I would shift into high speed mode, to be sure (and as with dish washing, I was a fast pizza maker), but would try to calm people down. “OK, we’re understaffed, let’s just do our best and not panic.” I’d make jokes, hand out free coupon cards to customers who had to wait, give them free beverages while they were waiting, and figure that the extra money we were making compared to our labor costs warranted that treatment. “A rush is no reason to stop having fun…” I did expect the workers to do their best — this was a job after all — but they can’t change the fact we’re understaffed in a rush!
Even when I do plan (I am the main organizer of the travel courses, planning hotels, itineraries, etc.) I’m willing to see the plan shift — a plan is only an idea of what should happen, but if events demand, we can improvise. Simply, I know I’m not in control of how my life unfolds: the events and people around me, or the circumstances that shape my future. I’m fine with that.
Nonetheless: This is my life, damn it, I’m going to be in control of it. My life.
By that I mean I try to control my choices and to some extent my mood. I do not easily yield to someone else’s desires or demands unless I want to. Now, often I want to – I like helping people, and have no problem doing things friends and family ask me to do. I like doing things that make others happy, so I tend to try to help out whenever I can. But I rebel in cases either where expectations are made that I think are inappropriate, or when people demand I do things. I don’t like taking orders or following rules.
While that sounds immature (and especially if I’m tired I’m sure I too often take that to a point where I’m acting immature), I think it balances with my ability to accept not being in control of the circumstances and people around me. You gotta take life as it comes, and respond to people with the default assumption that the people I’m dealing with are basically good even if they do things that are not what I want. That makes it easier to not be offended by what people say or do, or not get upset when they make decisions that seem disrespectful or ignorant of my desires/needs. I don’t want to be controlled, I certainly shouldn’t expect to be in control of others!

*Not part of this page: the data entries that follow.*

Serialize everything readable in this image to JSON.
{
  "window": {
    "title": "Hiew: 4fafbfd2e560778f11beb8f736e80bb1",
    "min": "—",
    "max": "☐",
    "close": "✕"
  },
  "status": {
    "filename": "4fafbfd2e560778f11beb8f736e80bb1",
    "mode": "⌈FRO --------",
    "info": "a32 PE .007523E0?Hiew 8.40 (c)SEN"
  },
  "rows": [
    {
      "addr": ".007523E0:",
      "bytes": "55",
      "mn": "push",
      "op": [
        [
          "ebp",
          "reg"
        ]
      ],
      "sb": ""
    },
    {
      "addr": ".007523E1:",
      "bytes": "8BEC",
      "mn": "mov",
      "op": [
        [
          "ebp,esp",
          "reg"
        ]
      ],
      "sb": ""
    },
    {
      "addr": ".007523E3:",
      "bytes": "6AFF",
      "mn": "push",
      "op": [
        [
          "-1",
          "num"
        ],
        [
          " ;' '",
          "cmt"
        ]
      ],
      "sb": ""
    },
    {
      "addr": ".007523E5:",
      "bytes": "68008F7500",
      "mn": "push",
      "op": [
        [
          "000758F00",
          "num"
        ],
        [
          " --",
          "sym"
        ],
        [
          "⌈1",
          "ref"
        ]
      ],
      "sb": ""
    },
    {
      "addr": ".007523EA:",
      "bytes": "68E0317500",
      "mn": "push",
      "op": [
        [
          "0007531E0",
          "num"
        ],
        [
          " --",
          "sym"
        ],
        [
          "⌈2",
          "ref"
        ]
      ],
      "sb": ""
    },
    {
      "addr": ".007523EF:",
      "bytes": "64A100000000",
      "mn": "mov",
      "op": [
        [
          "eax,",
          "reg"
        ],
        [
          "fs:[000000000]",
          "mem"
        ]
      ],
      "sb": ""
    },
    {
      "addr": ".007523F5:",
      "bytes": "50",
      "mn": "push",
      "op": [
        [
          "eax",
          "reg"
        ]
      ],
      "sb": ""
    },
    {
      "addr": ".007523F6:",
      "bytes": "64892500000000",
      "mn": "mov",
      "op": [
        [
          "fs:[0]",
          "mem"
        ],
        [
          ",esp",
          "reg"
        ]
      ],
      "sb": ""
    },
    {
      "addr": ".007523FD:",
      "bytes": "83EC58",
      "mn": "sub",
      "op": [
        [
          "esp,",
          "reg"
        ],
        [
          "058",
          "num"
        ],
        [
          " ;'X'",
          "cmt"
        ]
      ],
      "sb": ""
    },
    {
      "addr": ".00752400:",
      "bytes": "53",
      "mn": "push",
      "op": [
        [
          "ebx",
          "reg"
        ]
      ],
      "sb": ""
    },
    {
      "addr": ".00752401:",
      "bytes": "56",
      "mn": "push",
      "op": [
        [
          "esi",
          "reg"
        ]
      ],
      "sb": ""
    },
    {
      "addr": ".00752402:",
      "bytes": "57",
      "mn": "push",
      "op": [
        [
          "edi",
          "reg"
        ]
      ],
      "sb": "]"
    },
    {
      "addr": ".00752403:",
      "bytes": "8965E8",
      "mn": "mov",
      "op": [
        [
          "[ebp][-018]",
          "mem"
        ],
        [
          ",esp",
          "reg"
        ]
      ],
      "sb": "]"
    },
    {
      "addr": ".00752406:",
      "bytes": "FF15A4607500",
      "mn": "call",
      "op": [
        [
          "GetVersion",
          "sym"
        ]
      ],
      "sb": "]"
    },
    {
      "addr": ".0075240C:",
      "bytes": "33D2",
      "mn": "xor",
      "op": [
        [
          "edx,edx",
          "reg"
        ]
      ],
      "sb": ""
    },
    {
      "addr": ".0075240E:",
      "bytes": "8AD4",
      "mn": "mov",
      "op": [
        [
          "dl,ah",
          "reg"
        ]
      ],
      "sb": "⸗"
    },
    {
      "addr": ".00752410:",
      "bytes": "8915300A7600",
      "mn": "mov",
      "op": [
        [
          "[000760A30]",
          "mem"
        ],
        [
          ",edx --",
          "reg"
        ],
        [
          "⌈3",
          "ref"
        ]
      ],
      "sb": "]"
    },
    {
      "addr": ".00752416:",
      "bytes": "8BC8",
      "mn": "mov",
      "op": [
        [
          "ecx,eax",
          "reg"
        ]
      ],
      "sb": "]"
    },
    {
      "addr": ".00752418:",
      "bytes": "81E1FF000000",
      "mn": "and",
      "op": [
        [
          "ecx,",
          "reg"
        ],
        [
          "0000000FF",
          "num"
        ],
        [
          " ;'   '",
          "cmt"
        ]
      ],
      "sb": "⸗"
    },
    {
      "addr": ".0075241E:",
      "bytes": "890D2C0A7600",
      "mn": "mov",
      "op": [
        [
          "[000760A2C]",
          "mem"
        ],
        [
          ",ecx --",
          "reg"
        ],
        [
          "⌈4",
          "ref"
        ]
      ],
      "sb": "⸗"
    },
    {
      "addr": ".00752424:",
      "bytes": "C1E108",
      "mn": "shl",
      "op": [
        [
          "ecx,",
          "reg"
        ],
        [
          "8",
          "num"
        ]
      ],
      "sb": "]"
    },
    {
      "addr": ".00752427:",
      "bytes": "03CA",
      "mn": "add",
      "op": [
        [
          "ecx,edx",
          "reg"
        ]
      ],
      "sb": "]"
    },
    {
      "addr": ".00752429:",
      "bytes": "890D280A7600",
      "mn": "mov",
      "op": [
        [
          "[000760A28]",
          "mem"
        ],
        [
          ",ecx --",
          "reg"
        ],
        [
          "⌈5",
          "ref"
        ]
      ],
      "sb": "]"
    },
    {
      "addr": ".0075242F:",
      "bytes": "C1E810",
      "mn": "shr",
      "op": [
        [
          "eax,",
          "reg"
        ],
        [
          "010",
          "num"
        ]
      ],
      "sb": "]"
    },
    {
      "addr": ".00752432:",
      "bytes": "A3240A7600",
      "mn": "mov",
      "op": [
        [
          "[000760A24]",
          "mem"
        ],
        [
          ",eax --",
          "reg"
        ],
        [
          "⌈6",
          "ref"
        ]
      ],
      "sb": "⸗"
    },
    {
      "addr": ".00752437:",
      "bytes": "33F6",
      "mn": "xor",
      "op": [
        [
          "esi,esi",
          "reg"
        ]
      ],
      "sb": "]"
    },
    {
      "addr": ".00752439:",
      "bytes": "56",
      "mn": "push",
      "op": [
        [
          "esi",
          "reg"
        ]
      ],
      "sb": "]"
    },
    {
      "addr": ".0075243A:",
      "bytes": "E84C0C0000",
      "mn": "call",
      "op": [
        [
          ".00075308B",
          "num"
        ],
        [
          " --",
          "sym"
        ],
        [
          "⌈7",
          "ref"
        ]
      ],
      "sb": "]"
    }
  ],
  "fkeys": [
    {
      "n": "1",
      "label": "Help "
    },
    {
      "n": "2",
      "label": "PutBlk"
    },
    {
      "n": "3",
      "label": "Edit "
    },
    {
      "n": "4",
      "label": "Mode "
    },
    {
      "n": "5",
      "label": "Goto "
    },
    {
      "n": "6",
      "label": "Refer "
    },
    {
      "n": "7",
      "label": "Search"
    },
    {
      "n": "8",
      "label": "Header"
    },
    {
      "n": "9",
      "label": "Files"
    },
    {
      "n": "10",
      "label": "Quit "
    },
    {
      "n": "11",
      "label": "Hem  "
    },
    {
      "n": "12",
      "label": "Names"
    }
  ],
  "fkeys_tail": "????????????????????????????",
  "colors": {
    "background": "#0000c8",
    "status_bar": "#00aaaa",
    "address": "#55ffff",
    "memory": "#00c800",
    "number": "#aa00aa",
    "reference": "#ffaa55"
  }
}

Circumstances are also out of my control. For instance, once I knock over a glass of soda I put too close to the edge of the table, that event is outside my control. I shouldn’t get upset because I or someone else put the glass there (though I could do a ‘note to self’ — place the glass more safely next time). Once a decision was made in the past it becomes engulfed in that field of circumstances, and anger at it is misplaced. Absent a time machine, it can’t be undone. I can control how I react — grab paper towels and clean up the spill.
Now, what about when horrific things happen, like a traffic death or a murder — can those be labeled mere circumstances? Before answering that I’d note that a lot of people get upset and stressed out over the minor incidents so often that being able to take the minor stresses as they come by remaining calm and “in control” would make life easier. But I’d argue that in theory the same is true for life’s tragedies. I’m not going to pretend that it would be easy to cope with, say, falling off a ladder and losing a leg. But if that happens, anger and resentment would be drags on one’s energy and the capacity to find a positive direction to take life. That’s why forgiveness is so liberating, it’s taking anger and resentment at an unchangeable past event and lets it go — the energy spent on anger can then be used in the present.
So I do like to be in control after all, but not of other people or the external events of the day. Rather, I take control of and responsibility for the choices I make, and my capacity to enjoy life. That is at one level very selfish, but it also makes it easier to selfishly choose to help others. It also seems to work, I genuinely enjoy life and can at least handle the little ups and downs of the day without losing a sense of happiness/contentment. Not always, of course, but overall I think attitude really matters in life — to control what I can control, and accept and adapt to the rest.